◆ **INFORMATION PROVIDED**:
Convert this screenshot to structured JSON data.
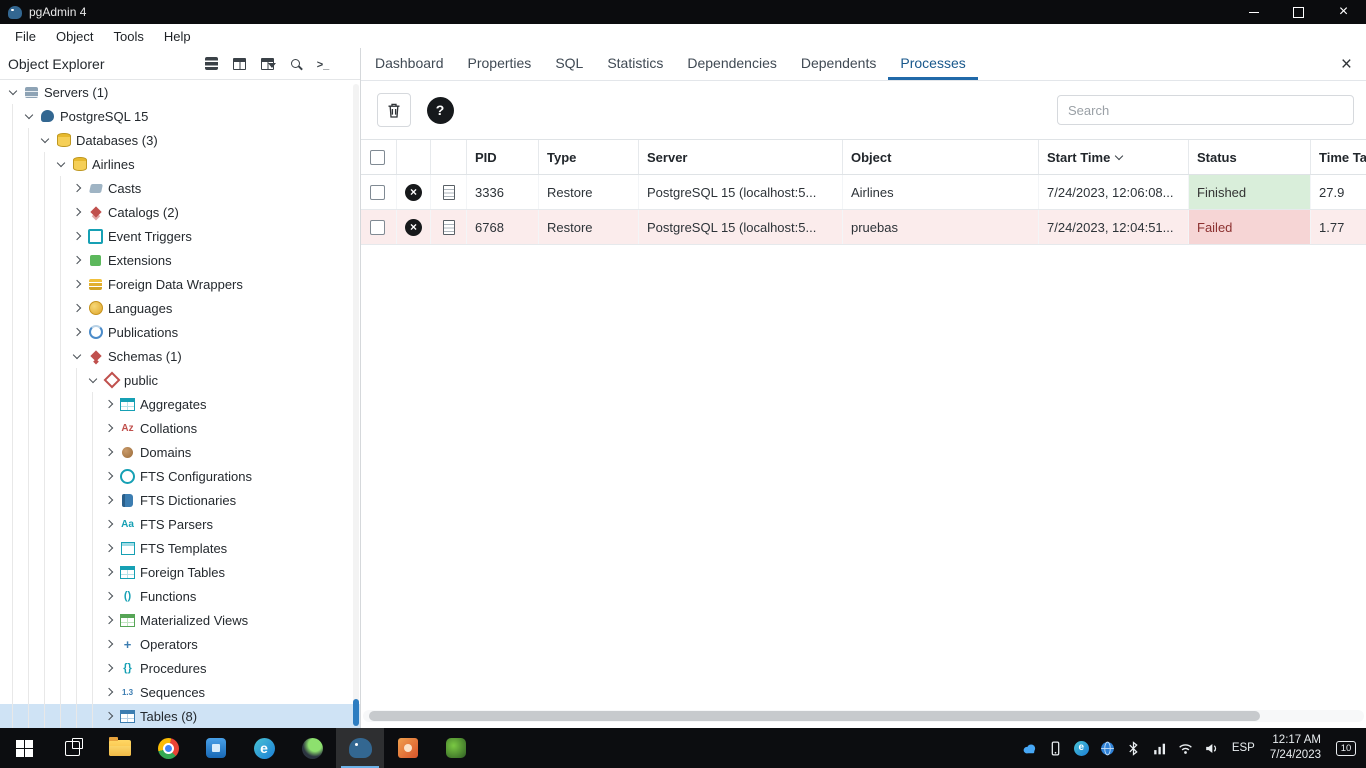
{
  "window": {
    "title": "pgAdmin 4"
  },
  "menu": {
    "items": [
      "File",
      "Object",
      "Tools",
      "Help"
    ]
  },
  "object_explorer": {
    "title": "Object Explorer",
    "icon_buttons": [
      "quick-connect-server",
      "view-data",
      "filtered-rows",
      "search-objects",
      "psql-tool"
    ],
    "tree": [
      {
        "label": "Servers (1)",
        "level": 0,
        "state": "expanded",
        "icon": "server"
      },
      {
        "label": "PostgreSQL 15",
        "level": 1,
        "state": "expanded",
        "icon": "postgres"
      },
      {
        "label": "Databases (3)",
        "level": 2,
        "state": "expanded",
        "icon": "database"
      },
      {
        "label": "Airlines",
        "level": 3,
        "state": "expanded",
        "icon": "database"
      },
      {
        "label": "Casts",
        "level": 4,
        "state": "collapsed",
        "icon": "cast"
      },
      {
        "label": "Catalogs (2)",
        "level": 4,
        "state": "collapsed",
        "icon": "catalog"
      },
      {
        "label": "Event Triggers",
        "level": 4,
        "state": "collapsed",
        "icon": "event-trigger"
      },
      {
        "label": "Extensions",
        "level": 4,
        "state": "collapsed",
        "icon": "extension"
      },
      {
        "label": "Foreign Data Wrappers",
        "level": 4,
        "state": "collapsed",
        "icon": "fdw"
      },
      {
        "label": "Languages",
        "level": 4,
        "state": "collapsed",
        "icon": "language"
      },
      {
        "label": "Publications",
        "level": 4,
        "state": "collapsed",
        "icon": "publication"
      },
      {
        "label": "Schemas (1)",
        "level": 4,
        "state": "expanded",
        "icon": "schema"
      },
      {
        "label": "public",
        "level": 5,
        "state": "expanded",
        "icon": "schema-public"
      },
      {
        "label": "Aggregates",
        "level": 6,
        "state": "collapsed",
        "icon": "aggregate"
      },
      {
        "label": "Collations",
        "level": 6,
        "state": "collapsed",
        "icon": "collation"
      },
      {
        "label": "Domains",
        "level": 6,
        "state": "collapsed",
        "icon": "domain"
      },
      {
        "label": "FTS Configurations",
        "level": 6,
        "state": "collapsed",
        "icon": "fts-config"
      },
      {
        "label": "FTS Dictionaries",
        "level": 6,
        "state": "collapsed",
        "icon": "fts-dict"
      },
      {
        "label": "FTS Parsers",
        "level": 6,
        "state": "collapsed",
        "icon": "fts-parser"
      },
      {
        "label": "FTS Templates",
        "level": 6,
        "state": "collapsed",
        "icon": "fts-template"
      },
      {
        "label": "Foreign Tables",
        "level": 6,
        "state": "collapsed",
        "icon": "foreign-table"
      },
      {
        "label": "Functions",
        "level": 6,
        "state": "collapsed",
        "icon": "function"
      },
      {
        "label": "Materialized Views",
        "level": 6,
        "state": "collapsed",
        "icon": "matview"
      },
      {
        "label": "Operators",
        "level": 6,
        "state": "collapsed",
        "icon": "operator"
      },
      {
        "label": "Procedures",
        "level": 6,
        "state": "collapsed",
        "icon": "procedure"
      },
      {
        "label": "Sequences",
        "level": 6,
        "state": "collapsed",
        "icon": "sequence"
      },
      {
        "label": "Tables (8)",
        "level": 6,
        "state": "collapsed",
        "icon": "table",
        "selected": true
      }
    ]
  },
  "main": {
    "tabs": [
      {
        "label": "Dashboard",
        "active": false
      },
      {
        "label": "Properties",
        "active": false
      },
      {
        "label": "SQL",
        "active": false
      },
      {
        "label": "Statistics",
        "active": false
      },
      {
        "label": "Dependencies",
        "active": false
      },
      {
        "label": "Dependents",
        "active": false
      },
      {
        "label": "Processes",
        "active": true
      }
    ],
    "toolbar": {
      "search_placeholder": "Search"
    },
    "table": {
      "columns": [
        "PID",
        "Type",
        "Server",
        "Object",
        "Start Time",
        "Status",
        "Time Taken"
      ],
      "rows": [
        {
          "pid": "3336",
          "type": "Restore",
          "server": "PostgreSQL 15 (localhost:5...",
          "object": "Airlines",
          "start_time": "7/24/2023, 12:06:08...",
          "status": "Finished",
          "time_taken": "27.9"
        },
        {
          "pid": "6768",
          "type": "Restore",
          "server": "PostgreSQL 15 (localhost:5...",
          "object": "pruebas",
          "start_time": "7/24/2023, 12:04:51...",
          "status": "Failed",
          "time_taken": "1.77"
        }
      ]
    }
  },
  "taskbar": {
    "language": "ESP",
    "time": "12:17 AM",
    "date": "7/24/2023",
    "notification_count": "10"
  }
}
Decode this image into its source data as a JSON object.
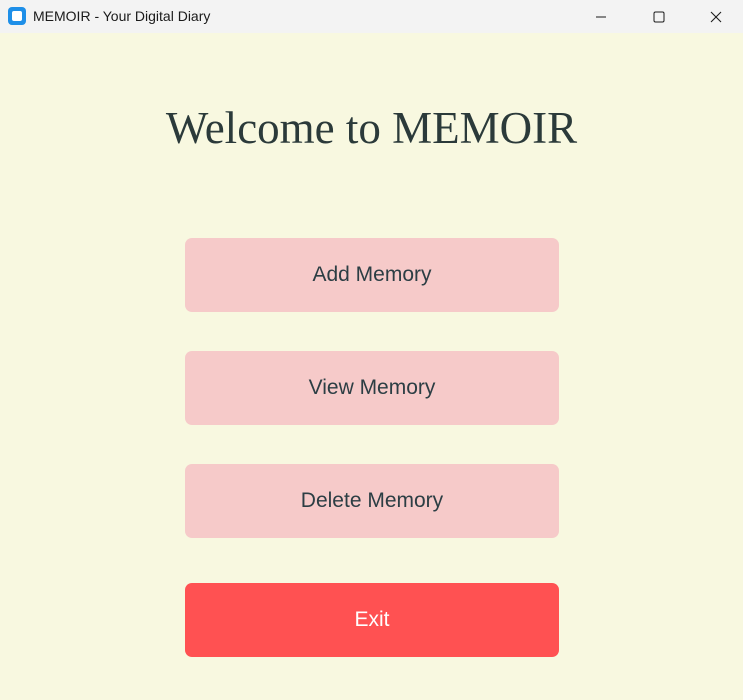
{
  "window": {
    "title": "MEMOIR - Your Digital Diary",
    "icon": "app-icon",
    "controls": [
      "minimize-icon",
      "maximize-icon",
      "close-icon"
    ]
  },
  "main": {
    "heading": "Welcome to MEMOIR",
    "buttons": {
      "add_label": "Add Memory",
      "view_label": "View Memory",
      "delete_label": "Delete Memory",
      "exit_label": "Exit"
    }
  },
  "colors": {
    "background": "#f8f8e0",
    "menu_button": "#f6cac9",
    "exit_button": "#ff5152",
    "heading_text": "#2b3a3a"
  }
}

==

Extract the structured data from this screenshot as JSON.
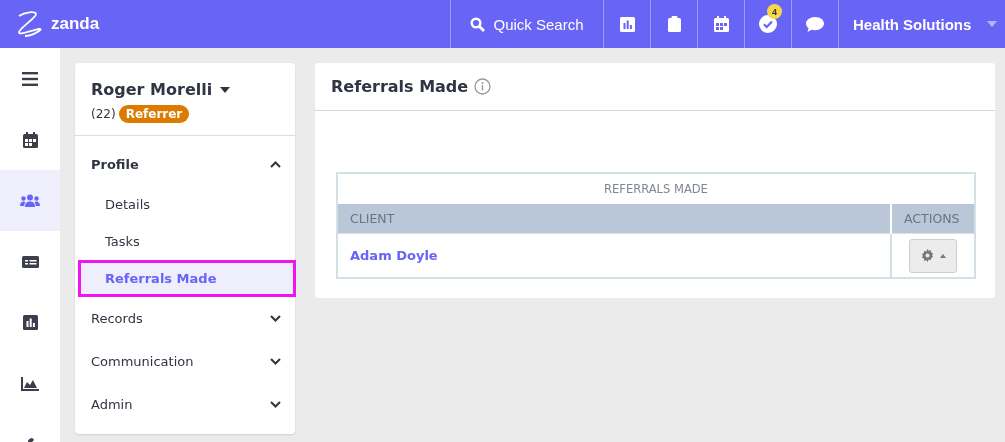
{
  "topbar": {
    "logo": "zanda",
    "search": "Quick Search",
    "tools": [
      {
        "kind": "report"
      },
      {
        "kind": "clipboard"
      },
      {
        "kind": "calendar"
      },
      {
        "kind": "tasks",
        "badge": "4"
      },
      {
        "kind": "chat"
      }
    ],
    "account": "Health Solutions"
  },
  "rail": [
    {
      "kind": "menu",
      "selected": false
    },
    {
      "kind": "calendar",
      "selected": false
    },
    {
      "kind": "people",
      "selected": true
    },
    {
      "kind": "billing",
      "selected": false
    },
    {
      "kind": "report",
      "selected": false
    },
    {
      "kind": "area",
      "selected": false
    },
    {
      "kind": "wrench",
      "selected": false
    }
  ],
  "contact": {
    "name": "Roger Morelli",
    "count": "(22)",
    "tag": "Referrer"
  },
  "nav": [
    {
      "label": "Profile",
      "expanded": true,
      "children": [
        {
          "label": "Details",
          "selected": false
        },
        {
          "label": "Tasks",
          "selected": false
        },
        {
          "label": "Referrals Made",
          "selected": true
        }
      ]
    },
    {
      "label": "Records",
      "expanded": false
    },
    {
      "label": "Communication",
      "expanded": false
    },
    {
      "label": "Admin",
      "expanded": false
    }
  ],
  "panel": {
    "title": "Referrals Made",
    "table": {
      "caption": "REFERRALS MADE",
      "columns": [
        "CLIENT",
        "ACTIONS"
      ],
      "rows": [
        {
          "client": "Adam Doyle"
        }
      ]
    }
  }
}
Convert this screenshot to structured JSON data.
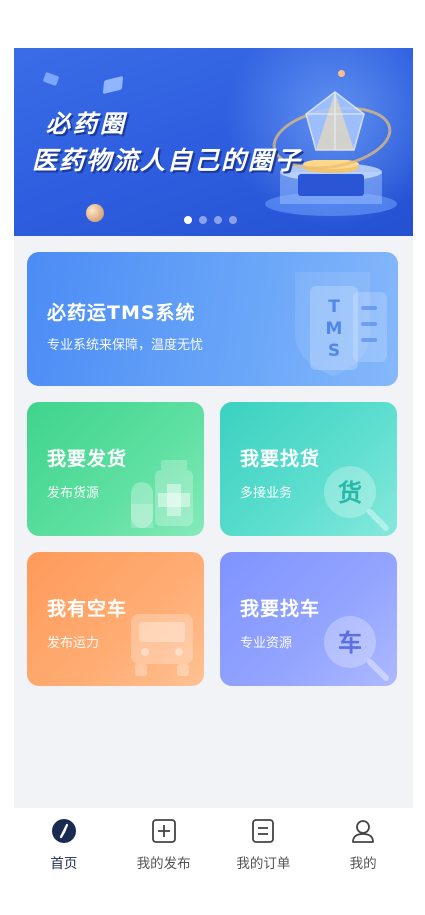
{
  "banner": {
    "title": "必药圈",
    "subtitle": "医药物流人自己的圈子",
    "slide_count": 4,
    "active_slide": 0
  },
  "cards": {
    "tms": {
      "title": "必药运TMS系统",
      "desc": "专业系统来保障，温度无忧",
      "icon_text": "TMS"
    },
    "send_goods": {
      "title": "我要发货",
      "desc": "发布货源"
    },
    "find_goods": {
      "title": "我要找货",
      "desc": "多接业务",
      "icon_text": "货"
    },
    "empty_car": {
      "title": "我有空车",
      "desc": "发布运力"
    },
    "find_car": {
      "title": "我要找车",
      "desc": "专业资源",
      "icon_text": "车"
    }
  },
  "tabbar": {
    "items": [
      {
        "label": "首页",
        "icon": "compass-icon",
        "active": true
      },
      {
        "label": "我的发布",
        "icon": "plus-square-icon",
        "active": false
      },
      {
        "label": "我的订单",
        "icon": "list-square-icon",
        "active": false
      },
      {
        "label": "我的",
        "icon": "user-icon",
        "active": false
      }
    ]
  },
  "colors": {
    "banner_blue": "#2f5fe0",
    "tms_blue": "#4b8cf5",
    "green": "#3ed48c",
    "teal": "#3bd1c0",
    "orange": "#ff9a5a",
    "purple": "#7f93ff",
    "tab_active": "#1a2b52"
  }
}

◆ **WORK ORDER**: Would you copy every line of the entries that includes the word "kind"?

◆ **OUTPUT FOR THIS TASK**:
        "kind": "report"
        "kind": "clipboard"
        "kind": "calendar"
        "kind": "tasks",
        "kind": "chat"
      "kind": "menu",
      "kind": "calendar",
      "kind": "people",
      "kind": "billing",
      "kind": "report",
      "kind": "area",
      "kind": "wrench",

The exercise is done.